* **Work request**
Retype every entry word for word. Omit the pictures.

* **Data under study**
▼

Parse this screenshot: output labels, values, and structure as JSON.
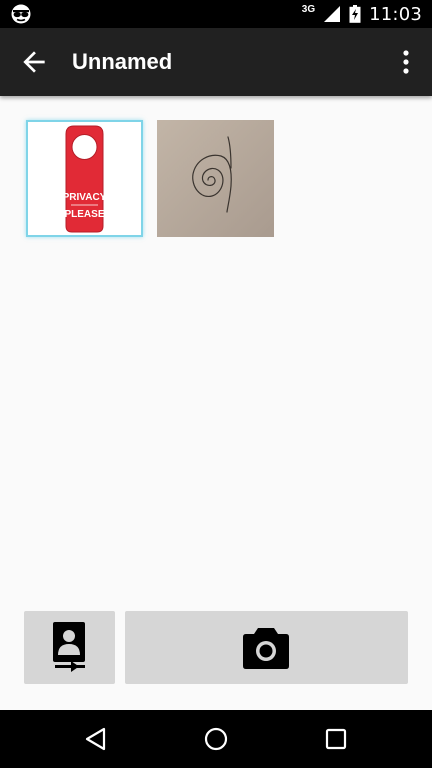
{
  "status_bar": {
    "network": "3G",
    "time": "11:03",
    "icons": [
      "incognito-icon",
      "signal-icon",
      "battery-icon"
    ]
  },
  "toolbar": {
    "title": "Unnamed",
    "back_icon": "arrow-back-icon",
    "menu_icon": "more-vert-icon"
  },
  "gallery": {
    "items": [
      {
        "kind": "photo",
        "subject": "door-hanger",
        "text_line1": "PRIVACY",
        "text_line2": "PLEASE",
        "selected": true
      },
      {
        "kind": "photo",
        "subject": "spiral-drawing",
        "selected": false
      }
    ]
  },
  "actions": {
    "import_icon": "import-photo-icon",
    "camera_icon": "camera-icon"
  },
  "nav_bar": {
    "icons": [
      "nav-back-icon",
      "nav-home-icon",
      "nav-recents-icon"
    ]
  },
  "colors": {
    "toolbar": "#212121",
    "background": "#fafafa",
    "button": "#d6d6d6",
    "selected_border": "#7fd4e8",
    "hanger_red": "#e12a36"
  }
}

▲

* **Your solution**
Parse this screenshot: output labels, values, and structure as JSON.
{
  "status_bar": {
    "network": "3G",
    "time": "11:03",
    "icons": [
      "incognito-icon",
      "signal-icon",
      "battery-icon"
    ]
  },
  "toolbar": {
    "title": "Unnamed",
    "back_icon": "arrow-back-icon",
    "menu_icon": "more-vert-icon"
  },
  "gallery": {
    "items": [
      {
        "kind": "photo",
        "subject": "door-hanger",
        "text_line1": "PRIVACY",
        "text_line2": "PLEASE",
        "selected": true
      },
      {
        "kind": "photo",
        "subject": "spiral-drawing",
        "selected": false
      }
    ]
  },
  "actions": {
    "import_icon": "import-photo-icon",
    "camera_icon": "camera-icon"
  },
  "nav_bar": {
    "icons": [
      "nav-back-icon",
      "nav-home-icon",
      "nav-recents-icon"
    ]
  },
  "colors": {
    "toolbar": "#212121",
    "background": "#fafafa",
    "button": "#d6d6d6",
    "selected_border": "#7fd4e8",
    "hanger_red": "#e12a36"
  }
}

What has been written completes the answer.